What does this mean for the construction industry? Well, a lot of startups and a lot of investors have a high chance of reaching profitability (according to Lux Research, which shows water startups exceed profitability averages), which means that these companies will be looking to build and expand as soon as they get the chance. The lack of water is a crisis, but this crisis is also a catalyst to improve our nation's infrastructure. And to improve means to build.
Turning Water Problems into Business Opportunities | TechCrunch
One of the best parts (for me, anyway) of large developments that cost hundreds of millions of dollars being built is being able to learn about different construction methods that can reduce costs or deliver the project sooner than traditional methods. The Crown Sydney, a future 890 foot tall tower in Australia, is using a method called “top down construction” to shorten their project schedule and avoid additional hazards on the $740 million project.
OSHA's new crystalline silica dust exposure regulations officially went into effect on September 23, 2017. Over the past 10 months, there has been plenty of confusion about the lung disease causing material. In the first 6 months after the effective date, OSHA's inspectors yielded 116 violations across the country.
Whether you’re looking to begin using software for the first time or update your current system, here are some ways that software can help improve your company in 2018:
Recent promises of tariffs and impending trade wars over metals, softwood lumber, and other imports have had many wondering about the effects on construction material pricing. Associated Builders and Contractors, Inc (ABC) recently analyzed data from the Bureau of Labor Statistics and it already shows a large increase in cost.
Tracking updates to construction software is uncharted territory for many contractors and very easy to miss. I’m going to be highlighting a lot more software updates and enhancements for several of the major project management and construction productivity software that many construction professionals are using in the future. Recently, PlanGrid announced 7 new updates that its users will most certainly find helpful.
As the demand for construction work has steadily grown, so too has the demand for skilled laborers to complete the work. After years of industry talk about needing to fill the gap, it’s become apparent that wage increases will be a way to drive more interest to those looking for work.
Creating submittal logs and tracking forms can be a complete hassle, so thankfully tech companies have taken notice and have begun creating tools to alleviate the problem. Earlier this week, Procore announced the release of their new Submittal Builder tool, which will scan your project’s spec book and create a submittal log within minutes.
Finding enough labor to complete jobs has been a problem for many companies in the construction industry over the past few years. Amid a construction “boom” in many areas, general and subcontractors are accepting jobs without enough people to work them, so some have turned to hiring “subs of subs” to supplement their work, a report published by The Tennessean says.

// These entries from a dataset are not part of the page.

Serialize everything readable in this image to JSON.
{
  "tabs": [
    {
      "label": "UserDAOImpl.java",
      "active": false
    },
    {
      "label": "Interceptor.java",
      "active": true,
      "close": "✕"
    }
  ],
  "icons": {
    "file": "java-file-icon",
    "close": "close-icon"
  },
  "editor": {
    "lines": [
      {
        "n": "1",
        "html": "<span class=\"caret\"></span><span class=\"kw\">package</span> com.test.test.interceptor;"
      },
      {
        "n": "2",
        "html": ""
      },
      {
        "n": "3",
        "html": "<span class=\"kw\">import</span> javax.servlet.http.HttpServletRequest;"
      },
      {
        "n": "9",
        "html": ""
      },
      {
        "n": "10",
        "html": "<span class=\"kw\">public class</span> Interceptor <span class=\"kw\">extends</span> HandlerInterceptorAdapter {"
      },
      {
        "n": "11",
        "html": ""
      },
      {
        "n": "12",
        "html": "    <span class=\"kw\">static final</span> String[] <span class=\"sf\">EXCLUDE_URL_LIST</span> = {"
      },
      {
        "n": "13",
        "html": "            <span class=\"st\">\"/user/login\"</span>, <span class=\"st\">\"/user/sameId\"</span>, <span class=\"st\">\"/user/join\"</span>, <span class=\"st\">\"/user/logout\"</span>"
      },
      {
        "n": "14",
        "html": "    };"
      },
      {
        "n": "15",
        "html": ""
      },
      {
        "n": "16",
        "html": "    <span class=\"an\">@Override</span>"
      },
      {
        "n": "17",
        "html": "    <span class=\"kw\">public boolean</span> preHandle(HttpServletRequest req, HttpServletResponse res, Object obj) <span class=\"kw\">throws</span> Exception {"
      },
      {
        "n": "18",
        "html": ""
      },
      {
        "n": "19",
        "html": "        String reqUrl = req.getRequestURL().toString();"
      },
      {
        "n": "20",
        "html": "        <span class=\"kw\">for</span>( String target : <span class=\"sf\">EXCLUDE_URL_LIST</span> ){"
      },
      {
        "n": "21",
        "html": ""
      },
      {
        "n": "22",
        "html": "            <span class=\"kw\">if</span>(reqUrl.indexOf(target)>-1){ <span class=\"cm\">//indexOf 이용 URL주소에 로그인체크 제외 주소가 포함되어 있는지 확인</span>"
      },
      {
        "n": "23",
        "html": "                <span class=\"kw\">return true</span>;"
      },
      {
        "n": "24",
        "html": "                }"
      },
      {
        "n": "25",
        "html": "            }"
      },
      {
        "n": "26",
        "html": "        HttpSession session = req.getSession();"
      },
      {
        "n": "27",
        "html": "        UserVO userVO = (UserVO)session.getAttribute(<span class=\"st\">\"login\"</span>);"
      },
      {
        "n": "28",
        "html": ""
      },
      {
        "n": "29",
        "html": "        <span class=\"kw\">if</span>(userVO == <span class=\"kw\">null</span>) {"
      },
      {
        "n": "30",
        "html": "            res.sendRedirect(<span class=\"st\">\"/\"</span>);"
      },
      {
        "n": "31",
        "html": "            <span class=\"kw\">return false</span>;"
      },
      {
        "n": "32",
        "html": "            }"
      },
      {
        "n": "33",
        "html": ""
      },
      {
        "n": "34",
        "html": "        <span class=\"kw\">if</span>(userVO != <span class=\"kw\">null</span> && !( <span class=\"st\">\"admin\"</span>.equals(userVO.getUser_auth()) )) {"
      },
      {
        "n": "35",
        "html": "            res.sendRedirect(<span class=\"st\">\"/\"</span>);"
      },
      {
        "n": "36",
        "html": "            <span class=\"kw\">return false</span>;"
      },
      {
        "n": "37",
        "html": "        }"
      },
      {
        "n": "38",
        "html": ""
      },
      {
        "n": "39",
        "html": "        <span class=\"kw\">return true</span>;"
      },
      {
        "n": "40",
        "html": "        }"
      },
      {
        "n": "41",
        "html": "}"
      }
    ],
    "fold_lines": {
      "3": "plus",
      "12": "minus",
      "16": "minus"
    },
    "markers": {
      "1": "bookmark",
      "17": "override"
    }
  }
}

OSHA newer and more stringent regulations regarding employee’s exposure to respirable crystalline silica officially went into effect on September 23, 2017. The new reduced the permissible exposure limit of the substance, which is found mostly in products containing sand (like concrete, mortar, and brick), from 250 micrograms per cubic meter of air down to 50 micrograms per cubic meter of air averaged over an 8 hour shift.